We counsel and advise individual employees on their legal rights in the workplace, which include the right to not be discriminated against, harassed, or retaliated against for reporting illegal activity. We represent public and private employees in an effort to advance workplace rights. We represent employees in cases involving:
- workplace harassment;
- wage issues;
- discrimination, retaliation and harassment;
- discipline or dismissal;
- wrongful termination;
- employment contracts;
- California labor law;
- issues of gender equity in the workplace.
We represent employees in variety of forums, including:
- in arbitrations;
- before the California State Personnel Board (SPB);
- before the California Public Employment Relations Board (PERB);
- before the State Teachers Retirement System (STRS);
- in Administrative Hearings in a variety of settings;
- before the Office of Administrative Hearings;
- before the California Public Employee Retirement System (PERS);
- in Superior Court in multiple counties in California;
- before the Third District Court of Appeal;
- before the California Supreme Court;
- and in Federal Court.
Most of our work with individual employees starts with a one-hour individual consultation in our offices. Please contact the office if you wish to set up a one-hour consultation.
Both California and Federal law prohibit discrimination in the workplace. California's Fair Employment and Housing Act ("FEHA") is our state's robust anti-discrimination law which provides even more protection than the federal government's Title VII.
What is workplace discrimination?
Workplace discrimination occurs when an employer takes an adverse action (termination, demotion, refusal to hire or promote, and in some cases a pattern of less drastic actions) against an employee because of his or her race, religion, color, national origin, ancestry, physical or mental disability, medical condition, genetic information, marital status, sex, gender, gender identity, gender expression, age, sexual orientation, or military and veteran status. These are commonly referred to as "protected statuses" or "protected categories."
What to do if you feel like your employer is discriminating against you?
In addition to utilizing any internal complaint procedures your employer has established, we suggest contacting our office for a consultation as soon as you feel discrimination has occurred.

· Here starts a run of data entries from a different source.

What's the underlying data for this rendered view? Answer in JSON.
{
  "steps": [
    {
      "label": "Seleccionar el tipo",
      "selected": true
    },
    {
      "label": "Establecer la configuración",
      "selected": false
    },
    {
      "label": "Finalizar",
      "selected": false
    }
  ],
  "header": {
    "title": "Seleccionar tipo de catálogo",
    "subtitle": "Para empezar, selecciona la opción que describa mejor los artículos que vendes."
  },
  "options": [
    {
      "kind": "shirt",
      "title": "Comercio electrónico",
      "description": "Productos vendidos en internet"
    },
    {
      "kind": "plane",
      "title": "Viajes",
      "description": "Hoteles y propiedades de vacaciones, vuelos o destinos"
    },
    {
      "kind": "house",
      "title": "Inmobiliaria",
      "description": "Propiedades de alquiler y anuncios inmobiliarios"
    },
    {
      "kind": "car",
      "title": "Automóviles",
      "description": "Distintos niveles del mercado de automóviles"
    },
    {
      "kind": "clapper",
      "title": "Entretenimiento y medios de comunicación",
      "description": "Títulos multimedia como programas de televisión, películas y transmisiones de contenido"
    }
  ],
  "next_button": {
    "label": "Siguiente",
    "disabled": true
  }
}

Before you can file a lawsuit for workplace discrimination, you are required to file a complaint with the California Department of Fair Employment and Housing ("DFEH"). The prior statute of limitations was one year from the date of the workplace discrimination; effective January 1, 2020 the new statute of limitations is three years from the date of the illegal act. After the DFEH issues you a "Right-to-Sue" letter, you have one year from the date you received the Right-to-Sue letter to file a lawsuit in court against your employer.